Give back the whole listing exactly as written, leaving out each picture.

ENTRIES PROVIDED -
━━━━━━

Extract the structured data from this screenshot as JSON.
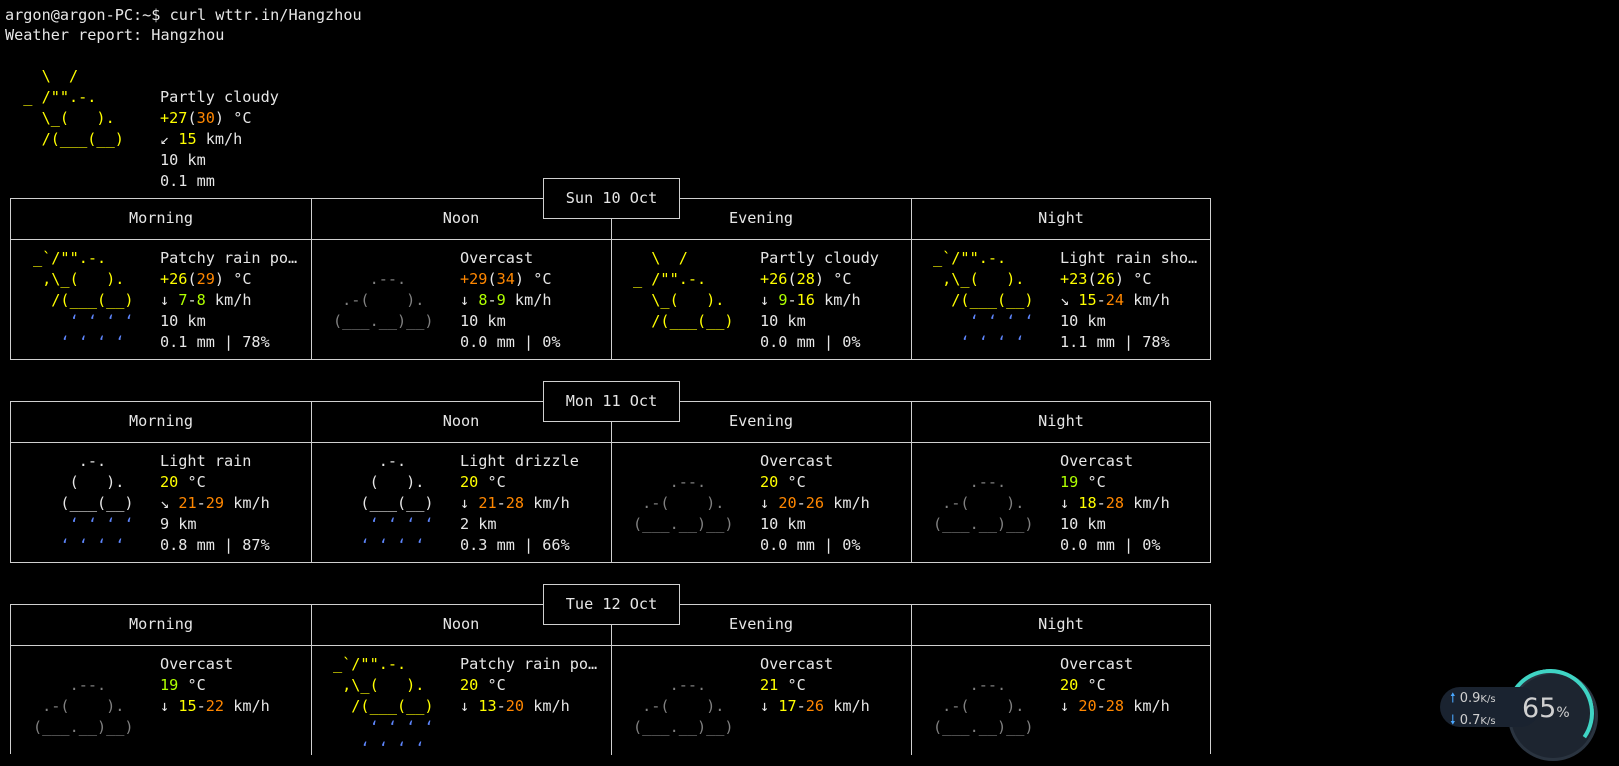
{
  "terminal": {
    "prompt": "argon@argon-PC:~$ curl wttr.in/Hangzhou",
    "report_title": "Weather report: Hangzhou"
  },
  "current": {
    "art": [
      "    \\  /      ",
      "  _ /\"\".-.    ",
      "    \\_(   ).  ",
      "    /(___(__) "
    ],
    "condition": "Partly cloudy",
    "temp": "+27",
    "feels": "30",
    "temp_unit": " °C",
    "wind_arrow": "↙",
    "wind": "15",
    "wind_unit": " km/h",
    "visibility": "10 km",
    "precip": "0.1 mm"
  },
  "periods": [
    "Morning",
    "Noon",
    "Evening",
    "Night"
  ],
  "days": [
    {
      "date": "Sun 10 Oct",
      "cells": [
        {
          "condition": "Patchy rain po…",
          "temp": "+26",
          "feels": "29",
          "wind_arrow": "↓",
          "wind_lo": "7",
          "wind_hi": "8",
          "visibility": "10 km",
          "precip": "0.1 mm | 78%"
        },
        {
          "condition": "Overcast",
          "temp": "+29",
          "feels": "34",
          "wind_arrow": "↓",
          "wind_lo": "8",
          "wind_hi": "9",
          "visibility": "10 km",
          "precip": "0.0 mm | 0%"
        },
        {
          "condition": "Partly cloudy",
          "temp": "+26",
          "feels": "28",
          "wind_arrow": "↓",
          "wind_lo": "9",
          "wind_hi": "16",
          "visibility": "10 km",
          "precip": "0.0 mm | 0%"
        },
        {
          "condition": "Light rain sho…",
          "temp": "+23",
          "feels": "26",
          "wind_arrow": "↘",
          "wind_lo": "15",
          "wind_hi": "24",
          "visibility": "10 km",
          "precip": "1.1 mm | 78%"
        }
      ]
    },
    {
      "date": "Mon 11 Oct",
      "cells": [
        {
          "condition": "Light rain",
          "temp": "20",
          "feels": "",
          "wind_arrow": "↘",
          "wind_lo": "21",
          "wind_hi": "29",
          "visibility": "9 km",
          "precip": "0.8 mm | 87%"
        },
        {
          "condition": "Light drizzle",
          "temp": "20",
          "feels": "",
          "wind_arrow": "↓",
          "wind_lo": "21",
          "wind_hi": "28",
          "visibility": "2 km",
          "precip": "0.3 mm | 66%"
        },
        {
          "condition": "Overcast",
          "temp": "20",
          "feels": "",
          "wind_arrow": "↓",
          "wind_lo": "20",
          "wind_hi": "26",
          "visibility": "10 km",
          "precip": "0.0 mm | 0%"
        },
        {
          "condition": "Overcast",
          "temp": "19",
          "feels": "",
          "wind_arrow": "↓",
          "wind_lo": "18",
          "wind_hi": "28",
          "visibility": "10 km",
          "precip": "0.0 mm | 0%"
        }
      ]
    },
    {
      "date": "Tue 12 Oct",
      "cells": [
        {
          "condition": "Overcast",
          "temp": "19",
          "feels": "",
          "wind_arrow": "↓",
          "wind_lo": "15",
          "wind_hi": "22",
          "visibility": "",
          "precip": ""
        },
        {
          "condition": "Patchy rain po…",
          "temp": "20",
          "feels": "",
          "wind_arrow": "↓",
          "wind_lo": "13",
          "wind_hi": "20",
          "visibility": "",
          "precip": ""
        },
        {
          "condition": "Overcast",
          "temp": "21",
          "feels": "",
          "wind_arrow": "↓",
          "wind_lo": "17",
          "wind_hi": "26",
          "visibility": "",
          "precip": ""
        },
        {
          "condition": "Overcast",
          "temp": "20",
          "feels": "",
          "wind_arrow": "↓",
          "wind_lo": "20",
          "wind_hi": "28",
          "visibility": "",
          "precip": ""
        }
      ]
    }
  ],
  "net_widget": {
    "up": "0.9",
    "up_unit": "K/s",
    "down": "0.7",
    "down_unit": "K/s",
    "cpu": "65",
    "cpu_unit": "%"
  }
}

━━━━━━

RESPONSE -
Extract the structured data from this screenshot as JSON.
{
  "terminal": {
    "prompt": "argon@argon-PC:~$ curl wttr.in/Hangzhou",
    "report_title": "Weather report: Hangzhou"
  },
  "current": {
    "art": [
      "    \\  /      ",
      "  _ /\"\".-.    ",
      "    \\_(   ).  ",
      "    /(___(__) "
    ],
    "condition": "Partly cloudy",
    "temp": "+27",
    "feels": "30",
    "temp_unit": " °C",
    "wind_arrow": "↙",
    "wind": "15",
    "wind_unit": " km/h",
    "visibility": "10 km",
    "precip": "0.1 mm"
  },
  "periods": [
    "Morning",
    "Noon",
    "Evening",
    "Night"
  ],
  "days": [
    {
      "date": "Sun 10 Oct",
      "cells": [
        {
          "condition": "Patchy rain po…",
          "temp": "+26",
          "feels": "29",
          "wind_arrow": "↓",
          "wind_lo": "7",
          "wind_hi": "8",
          "visibility": "10 km",
          "precip": "0.1 mm | 78%"
        },
        {
          "condition": "Overcast",
          "temp": "+29",
          "feels": "34",
          "wind_arrow": "↓",
          "wind_lo": "8",
          "wind_hi": "9",
          "visibility": "10 km",
          "precip": "0.0 mm | 0%"
        },
        {
          "condition": "Partly cloudy",
          "temp": "+26",
          "feels": "28",
          "wind_arrow": "↓",
          "wind_lo": "9",
          "wind_hi": "16",
          "visibility": "10 km",
          "precip": "0.0 mm | 0%"
        },
        {
          "condition": "Light rain sho…",
          "temp": "+23",
          "feels": "26",
          "wind_arrow": "↘",
          "wind_lo": "15",
          "wind_hi": "24",
          "visibility": "10 km",
          "precip": "1.1 mm | 78%"
        }
      ]
    },
    {
      "date": "Mon 11 Oct",
      "cells": [
        {
          "condition": "Light rain",
          "temp": "20",
          "feels": "",
          "wind_arrow": "↘",
          "wind_lo": "21",
          "wind_hi": "29",
          "visibility": "9 km",
          "precip": "0.8 mm | 87%"
        },
        {
          "condition": "Light drizzle",
          "temp": "20",
          "feels": "",
          "wind_arrow": "↓",
          "wind_lo": "21",
          "wind_hi": "28",
          "visibility": "2 km",
          "precip": "0.3 mm | 66%"
        },
        {
          "condition": "Overcast",
          "temp": "20",
          "feels": "",
          "wind_arrow": "↓",
          "wind_lo": "20",
          "wind_hi": "26",
          "visibility": "10 km",
          "precip": "0.0 mm | 0%"
        },
        {
          "condition": "Overcast",
          "temp": "19",
          "feels": "",
          "wind_arrow": "↓",
          "wind_lo": "18",
          "wind_hi": "28",
          "visibility": "10 km",
          "precip": "0.0 mm | 0%"
        }
      ]
    },
    {
      "date": "Tue 12 Oct",
      "cells": [
        {
          "condition": "Overcast",
          "temp": "19",
          "feels": "",
          "wind_arrow": "↓",
          "wind_lo": "15",
          "wind_hi": "22",
          "visibility": "",
          "precip": ""
        },
        {
          "condition": "Patchy rain po…",
          "temp": "20",
          "feels": "",
          "wind_arrow": "↓",
          "wind_lo": "13",
          "wind_hi": "20",
          "visibility": "",
          "precip": ""
        },
        {
          "condition": "Overcast",
          "temp": "21",
          "feels": "",
          "wind_arrow": "↓",
          "wind_lo": "17",
          "wind_hi": "26",
          "visibility": "",
          "precip": ""
        },
        {
          "condition": "Overcast",
          "temp": "20",
          "feels": "",
          "wind_arrow": "↓",
          "wind_lo": "20",
          "wind_hi": "28",
          "visibility": "",
          "precip": ""
        }
      ]
    }
  ],
  "net_widget": {
    "up": "0.9",
    "up_unit": "K/s",
    "down": "0.7",
    "down_unit": "K/s",
    "cpu": "65",
    "cpu_unit": "%"
  }
}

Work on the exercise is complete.